The European Federation for Medical Informatics (EFMI) 2022 Special Topic Conference (STC) was held in Cardiff, Wales, on September 7–8, 2022. The Scientific Programme Committee (SPC) was co-chaired by Dr Philip Scott, Programme Director at the University of Wales Trinity Saint David and Chair of BCS Health & Care, and Professor John Mantas, Director of the Health Informatics Laboratory, National and Kapodistrian University of Athens, Greece.
The theme of STC 2022 was “Digital Professionalism in Health and Care: Developing the Workforce, Building the Future”. This theme emphasized the vital need for professional education, training and continuing development of the health and care informatics workforce. This includes health and care practitioners who work in informatics and informatics practitioners who work in health and care.
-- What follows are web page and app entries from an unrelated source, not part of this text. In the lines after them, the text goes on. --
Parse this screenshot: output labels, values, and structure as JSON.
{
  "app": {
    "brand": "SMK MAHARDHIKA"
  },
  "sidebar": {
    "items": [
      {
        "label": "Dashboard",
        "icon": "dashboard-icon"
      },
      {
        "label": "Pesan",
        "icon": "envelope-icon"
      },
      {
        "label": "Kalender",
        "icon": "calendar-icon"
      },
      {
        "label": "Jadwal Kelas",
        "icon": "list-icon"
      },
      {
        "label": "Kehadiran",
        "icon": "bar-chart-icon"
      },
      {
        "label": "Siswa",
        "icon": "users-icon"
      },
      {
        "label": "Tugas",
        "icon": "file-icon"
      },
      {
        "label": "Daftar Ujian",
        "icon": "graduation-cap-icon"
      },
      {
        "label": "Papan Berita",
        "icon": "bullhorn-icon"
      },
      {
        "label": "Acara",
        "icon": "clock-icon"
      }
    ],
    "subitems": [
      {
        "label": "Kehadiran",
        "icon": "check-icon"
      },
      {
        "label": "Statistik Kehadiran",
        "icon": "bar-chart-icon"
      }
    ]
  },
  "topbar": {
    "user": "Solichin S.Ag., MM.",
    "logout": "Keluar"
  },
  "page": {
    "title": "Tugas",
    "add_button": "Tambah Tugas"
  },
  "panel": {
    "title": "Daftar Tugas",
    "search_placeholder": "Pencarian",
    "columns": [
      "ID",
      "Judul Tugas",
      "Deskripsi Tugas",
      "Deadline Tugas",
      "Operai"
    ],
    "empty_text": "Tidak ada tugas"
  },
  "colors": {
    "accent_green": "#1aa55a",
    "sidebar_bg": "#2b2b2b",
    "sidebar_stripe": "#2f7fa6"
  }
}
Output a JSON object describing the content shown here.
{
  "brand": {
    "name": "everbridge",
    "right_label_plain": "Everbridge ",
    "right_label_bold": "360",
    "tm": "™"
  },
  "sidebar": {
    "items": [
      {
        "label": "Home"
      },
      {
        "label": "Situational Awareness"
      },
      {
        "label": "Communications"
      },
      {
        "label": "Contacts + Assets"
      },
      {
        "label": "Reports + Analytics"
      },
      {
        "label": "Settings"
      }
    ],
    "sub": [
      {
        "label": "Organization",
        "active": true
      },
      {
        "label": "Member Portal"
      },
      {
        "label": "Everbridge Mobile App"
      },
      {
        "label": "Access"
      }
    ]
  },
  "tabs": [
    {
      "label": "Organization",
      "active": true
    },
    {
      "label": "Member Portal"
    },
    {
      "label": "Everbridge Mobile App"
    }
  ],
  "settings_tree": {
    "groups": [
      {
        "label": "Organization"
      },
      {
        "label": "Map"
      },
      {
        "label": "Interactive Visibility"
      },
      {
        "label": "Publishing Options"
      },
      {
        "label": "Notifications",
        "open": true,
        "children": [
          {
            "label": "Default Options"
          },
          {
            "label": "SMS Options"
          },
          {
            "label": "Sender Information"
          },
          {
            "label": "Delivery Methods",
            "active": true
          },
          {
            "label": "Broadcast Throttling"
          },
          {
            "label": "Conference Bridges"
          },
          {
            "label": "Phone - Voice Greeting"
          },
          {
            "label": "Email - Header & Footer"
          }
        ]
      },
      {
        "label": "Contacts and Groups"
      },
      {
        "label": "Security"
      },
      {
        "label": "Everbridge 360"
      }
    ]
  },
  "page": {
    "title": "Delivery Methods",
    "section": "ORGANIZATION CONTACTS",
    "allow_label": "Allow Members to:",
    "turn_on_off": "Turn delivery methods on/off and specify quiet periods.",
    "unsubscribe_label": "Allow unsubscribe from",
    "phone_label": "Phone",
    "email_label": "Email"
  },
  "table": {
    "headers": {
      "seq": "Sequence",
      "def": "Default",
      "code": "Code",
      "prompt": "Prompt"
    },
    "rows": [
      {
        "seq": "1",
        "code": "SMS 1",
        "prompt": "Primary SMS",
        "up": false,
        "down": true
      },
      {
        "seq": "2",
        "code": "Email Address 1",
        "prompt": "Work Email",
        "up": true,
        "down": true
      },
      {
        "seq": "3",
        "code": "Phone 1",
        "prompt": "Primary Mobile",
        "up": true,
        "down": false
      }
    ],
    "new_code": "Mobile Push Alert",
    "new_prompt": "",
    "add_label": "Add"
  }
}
Seminal reports such as the Topol Review have stressed the importance of equipping health and care staff with the skills and knowledge that they need to make effective use of digital technology. Equally, multiple failures of digital projects in health and care demonstrate that simply relocating IT generalists into this specialist field is not a guaranteed formula for success. Much learning is of course transferable from other industries, but the unique complexities of the data, information standards, knowledge, working environment and the typically under-resourced legacy infrastructures of health and care create challenges that demand suitable education and training. Such an informed perspective helps to counter the commonplace commercial and political exaggeration of what technology can offer, and enables focus on realising benefits that can actually be achieved by the usually more limited reality.
These proceedings present full papers and short communications covering a broad range of topics and methods in informatics education and training, as well as a smaller selection from the broader subdomains of biomedical informatics. The proceedings are published online with open access and indexed in the major bibliographic databases such as Medline and Scopus to ensure visibility to the wider scientific community.
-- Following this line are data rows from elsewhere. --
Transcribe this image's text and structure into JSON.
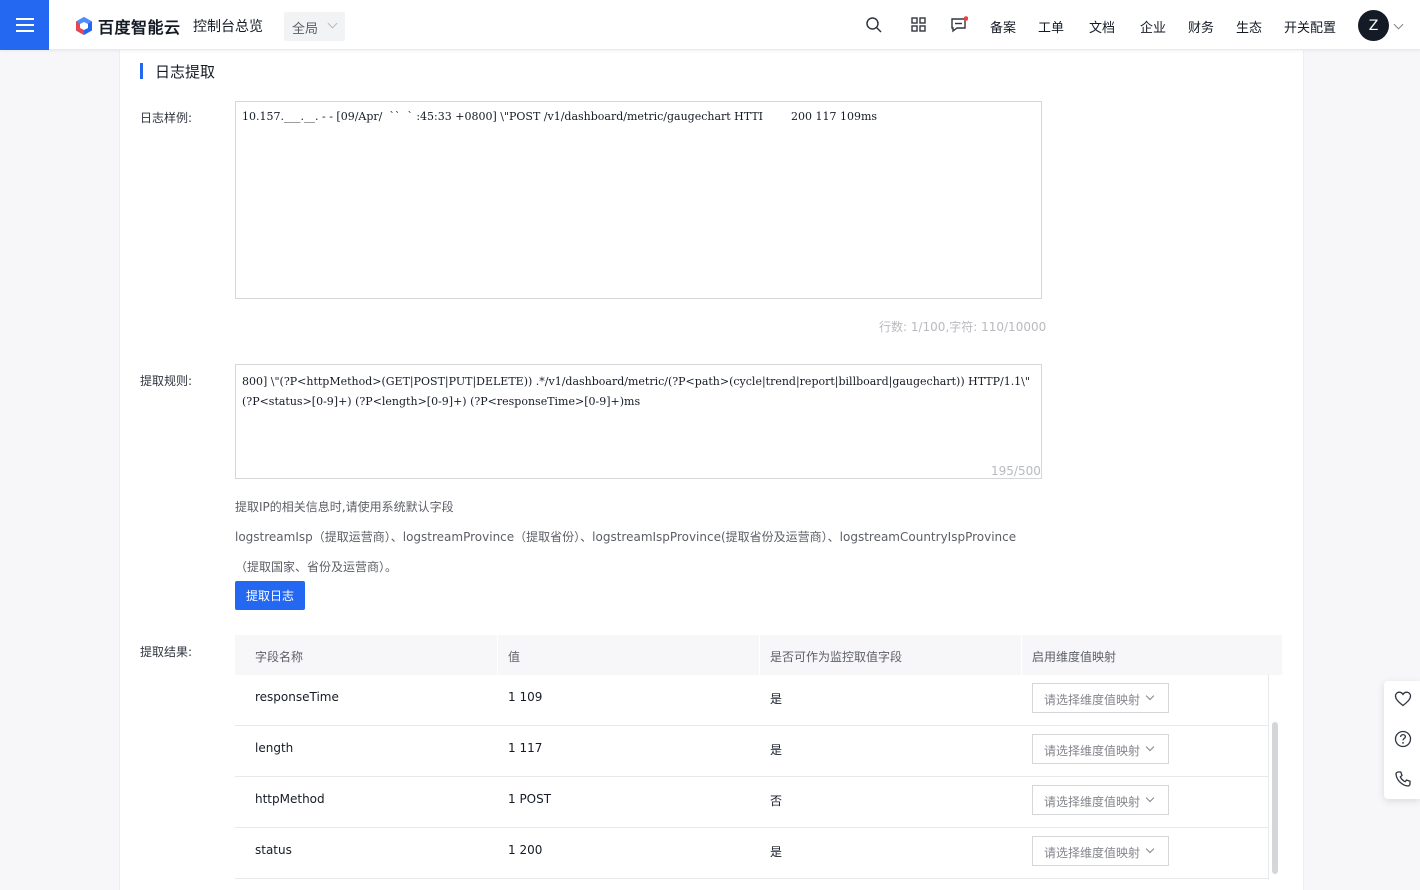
{
  "brand": {
    "name": "百度智能云"
  },
  "header": {
    "console_label": "控制台总览",
    "region": "全局",
    "nav": [
      "备案",
      "工单",
      "文档",
      "企业",
      "财务",
      "生态",
      "开关配置"
    ],
    "avatar_letter": "Z",
    "icons": [
      "search-icon",
      "apps-icon",
      "message-icon"
    ],
    "accent_color": "#2468f2",
    "notification_dot_color": "#f33e3e"
  },
  "section": {
    "title": "日志提取"
  },
  "sample": {
    "label": "日志样例:",
    "text": "10.157.___.__. - - [09/Apr/  ``  ` :45:33 +0800] \\\"POST /v1/dashboard/metric/gaugechart HTTI        200 117 109ms",
    "counter": "行数: 1/100,字符: 110/10000"
  },
  "rule": {
    "label": "提取规则:",
    "text": "800] \\\"(?P<httpMethod>(GET|POST|PUT|DELETE)) .*/v1/dashboard/metric/(?P<path>(cycle|trend|report|billboard|gaugechart)) HTTP/1.1\\\" (?P<status>[0-9]+) (?P<length>[0-9]+) (?P<responseTime>[0-9]+)ms",
    "counter": "195/500"
  },
  "hints": {
    "line1": "提取IP的相关信息时,请使用系统默认字段",
    "line2": "logstreamIsp（提取运营商）、logstreamProvince（提取省份）、logstreamIspProvince(提取省份及运营商）、logstreamCountryIspProvince",
    "line3": "（提取国家、省份及运营商）。"
  },
  "extract_button": "提取日志",
  "result": {
    "label": "提取结果:",
    "columns": [
      "字段名称",
      "值",
      "是否可作为监控取值字段",
      "启用维度值映射"
    ],
    "rows": [
      {
        "field": "responseTime",
        "value": "1 109",
        "monitorable": "是",
        "mapping_placeholder": "请选择维度值映射"
      },
      {
        "field": "length",
        "value": "1 117",
        "monitorable": "是",
        "mapping_placeholder": "请选择维度值映射"
      },
      {
        "field": "httpMethod",
        "value": "1 POST",
        "monitorable": "否",
        "mapping_placeholder": "请选择维度值映射"
      },
      {
        "field": "status",
        "value": "1 200",
        "monitorable": "是",
        "mapping_placeholder": "请选择维度值映射"
      }
    ]
  },
  "float_tools": [
    "heart-icon",
    "help-icon",
    "phone-icon"
  ]
}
We would like to thank all members of the SPC for their hard work and commitment to manage the submissions and the programme: Dr Parisis Gallos, Dr Arriel Benis, Professor Kaija Saranto, Dr Ivana Ognjanović, Professor Andrew Ware and Professor Ian Wells. We also thank all of our authors for submitting their work, our peer reviewers who volunteered their time and expertise to ensure the quality of the programme, and Professor Wendy Dearing, University of Wales Trinity Saint David, for leading the work of the local organizing committee, which handled all the practical arrangements for the conference.
Dr Philip Scott and Professor John Mantas